From the listing below, return each line that includes "remote".

'''

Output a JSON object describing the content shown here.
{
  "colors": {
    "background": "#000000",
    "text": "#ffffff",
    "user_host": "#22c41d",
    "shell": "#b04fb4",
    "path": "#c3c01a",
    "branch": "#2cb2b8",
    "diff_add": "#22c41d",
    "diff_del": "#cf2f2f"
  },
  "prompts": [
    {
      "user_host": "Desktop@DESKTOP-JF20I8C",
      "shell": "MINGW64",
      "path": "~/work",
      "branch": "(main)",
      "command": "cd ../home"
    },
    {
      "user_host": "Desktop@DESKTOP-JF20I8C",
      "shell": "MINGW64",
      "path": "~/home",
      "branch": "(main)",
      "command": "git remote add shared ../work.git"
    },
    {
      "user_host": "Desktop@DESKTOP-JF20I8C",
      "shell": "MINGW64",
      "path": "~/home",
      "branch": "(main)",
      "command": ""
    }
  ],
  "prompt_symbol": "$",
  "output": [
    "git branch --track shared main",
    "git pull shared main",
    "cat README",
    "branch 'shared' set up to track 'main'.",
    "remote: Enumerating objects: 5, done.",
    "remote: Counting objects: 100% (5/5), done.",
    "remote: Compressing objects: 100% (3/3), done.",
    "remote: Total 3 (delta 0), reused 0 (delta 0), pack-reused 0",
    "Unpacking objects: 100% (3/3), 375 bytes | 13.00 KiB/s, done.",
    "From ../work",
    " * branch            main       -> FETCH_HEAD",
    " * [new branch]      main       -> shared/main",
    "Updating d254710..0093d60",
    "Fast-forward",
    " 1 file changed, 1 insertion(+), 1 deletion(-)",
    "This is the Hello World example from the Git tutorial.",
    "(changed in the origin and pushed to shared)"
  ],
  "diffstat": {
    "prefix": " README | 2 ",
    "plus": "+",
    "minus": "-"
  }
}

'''

PROBLEM SOLUTION:
      "command": "git remote add shared ../work.git"
    "remote: Enumerating objects: 5, done.",
    "remote: Counting objects: 100% (5/5), done.",
    "remote: Compressing objects: 100% (3/3), done.",
    "remote: Total 3 (delta 0), reused 0 (delta 0), pack-reused 0",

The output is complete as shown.